It's a rare, but fantastic thing to find a game that feels like the result of a singular artistic vision. To find one that also happens to be a genuinely comic vision is like tripping over a unicorn. Playing Jazzpunk, from developer Necrophone Games, was like tripping over a unicorn who just happened to share my particular appreciations for goofy puns, technological ephemera, and Saul Bass. This is a clear and coherent vision of absolute nonsense, a work of pure absurdism glued together by a consistent, deadpan delivery and a perfectly curated visual style. It signals from its opening minutes precisely what's in store for the player, yet still finds ways to surprise and delight you through moment after moment of concentrated ridiculousness. Put more succinctly, Jazzpunk is probably the funniest game I've played in a long time.
In it, you are Polyblank, a sort of freelance spy for an agency that runs espionage jobs for just about anyone, it seems. Your shifty drunk of a boss feeds you Missionoyl pills to send you out on assignments that always sound like spy game boilerplate on paper, but descend into complete and utter insanity almost instantly upon your arrival. Describing that insanity is challenging, because so much of Jazzpunk's comedy comes not from individual conversations or situations, but from the breakneck pace at which it fires off the stupidest, most unpredictable happenings it can muster. Think of the rhythms of comedies like Airplane! or The Naked Gun, but with a far more brazenly psychedelic bent.
What's impressive about Jazzpunk's unusual brand of comedy is that it actively lets the player participate in the nonsense happening around them. Funny things aren't just said and done in front of you. You are invited to poke and prod at every strange piece of this world until every ounce of funny has been extracted. In some respects, Jazzpunk resembles something like Gone Home, or Blendo Games' Thirty Flights of Loving. It's more about exploration and interacting with the world than straight-up task achievement. Each chapter of the game has specific objectives that must be met to proceed--steal back tech stolen by the Russians, acquire a cyber-kidney currently embedded in a mark, steal a briefcase from a vacationing target, and so on--but just going straight for those objectives misses the larger point of the game.
In the first mission, I spent nearly 30 minutes just talking to the many crazy idiots that populate the world, performing bizarre side jobs for them, uncovering unseen minigames, and trying to touch every single touchable object to see what strange thing would pop out of it. What does pop out could range from one of a long list of peculiar lines of dialogue, to a playable, matrimonially-themed first-person shooter called Wedding Quake. Jazzpunk throws non sequiturs at you from every which way, and does so at such a rapid clip that there's scarcely ever time to process what you've just wandered into.
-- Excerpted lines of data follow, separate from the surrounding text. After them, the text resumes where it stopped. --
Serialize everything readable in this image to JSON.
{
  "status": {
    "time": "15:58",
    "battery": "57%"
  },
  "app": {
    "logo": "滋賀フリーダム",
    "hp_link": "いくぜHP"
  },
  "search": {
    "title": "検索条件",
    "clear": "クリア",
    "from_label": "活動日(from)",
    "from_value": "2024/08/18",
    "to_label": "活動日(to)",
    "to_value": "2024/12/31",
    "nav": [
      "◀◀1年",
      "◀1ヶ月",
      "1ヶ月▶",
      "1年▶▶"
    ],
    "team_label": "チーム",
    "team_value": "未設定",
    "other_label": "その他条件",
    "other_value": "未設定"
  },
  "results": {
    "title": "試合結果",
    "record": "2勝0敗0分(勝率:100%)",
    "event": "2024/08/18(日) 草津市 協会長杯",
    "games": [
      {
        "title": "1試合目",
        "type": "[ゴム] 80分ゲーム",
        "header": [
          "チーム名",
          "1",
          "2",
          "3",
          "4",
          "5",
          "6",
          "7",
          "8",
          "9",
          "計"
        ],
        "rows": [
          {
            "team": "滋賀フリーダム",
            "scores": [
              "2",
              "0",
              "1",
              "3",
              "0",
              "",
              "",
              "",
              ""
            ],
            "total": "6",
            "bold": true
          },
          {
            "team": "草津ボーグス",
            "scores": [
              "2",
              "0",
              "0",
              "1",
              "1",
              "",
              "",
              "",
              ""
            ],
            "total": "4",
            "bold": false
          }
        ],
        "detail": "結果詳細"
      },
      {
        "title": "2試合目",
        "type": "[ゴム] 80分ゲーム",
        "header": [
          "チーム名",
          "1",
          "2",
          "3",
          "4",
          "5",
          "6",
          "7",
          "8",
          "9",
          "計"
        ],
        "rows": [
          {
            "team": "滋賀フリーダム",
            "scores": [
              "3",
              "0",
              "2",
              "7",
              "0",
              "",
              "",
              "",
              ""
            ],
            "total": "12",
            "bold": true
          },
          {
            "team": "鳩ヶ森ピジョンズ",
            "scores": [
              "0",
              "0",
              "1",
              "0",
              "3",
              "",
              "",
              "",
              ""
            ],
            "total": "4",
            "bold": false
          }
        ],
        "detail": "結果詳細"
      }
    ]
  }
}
And yet there is, astonishingly, a cohesive feel to all of this. Throwing a million silly gags out every which way is no surefire way to create successful comedy, but Jazzpunk manages to keep things unpredictable while retaining a sense of pace and rhythm. There is a consistency to its delivery, an unexpectedly focused style that makes all this more than just a bunch of thrown together funny-sounding words and visuals. Its aesthetic is coherent, if entirely odd, mixing together Cold War-era pop culture imagery with belligerently delivered spy movie tropes, and characters who all look like gender designations on restroom signs. It's all completely nuts, but in an extremely, amazingly specific way.
Perhaps because it involves the player so heavily in its punchlines, Jazzpunk mostly keeps things very simple. Those minigames? Never terribly difficult, nor deep. Those mission objectives? Usually quick and easy to accomplish. Also, you can't lose the game under any circumstances. That simplicity prevents any joke from being kneecapped by frustrating gameplay, but it also makes progressing through it a breeze. Playing with an eye toward finding every gag will probably take just a little under three hours, but it's not too likely you'll find all of them on your first play through. I happily went through Jazzpunk a second time, and found at least a half-dozen things I'd completely passed by the first time around. Even more importantly, I didn't mind playing through the jokes I had already seen a second time. Even without the surprise factor, they were still funny. That's a mark of any great comedy, regardless of what medium it originates from.
To describe any more of Jazzpunk would be to its detriment. It's best experienced unawares, so that the full weight of its weirdness can be imparted without the burden of expectation. Suffice it to say I think just about everyone should play Jazzpunk, though I'll concede that its specific brand of humor might not jive with everyone's sensibilities. Frankly, you can watch just about any two minutes of Jazzpunk and probably know right away if it's for you or not. Every individual gag is its own bizarre thing, yet still feels like an accurate encapsulation of the greater whole. It takes a strong, creative, thoughtful comic voice to pull something like that off. In Jazzpunk, Necrophone Games has demonstrated that it has that voice, and it deserves to be heard.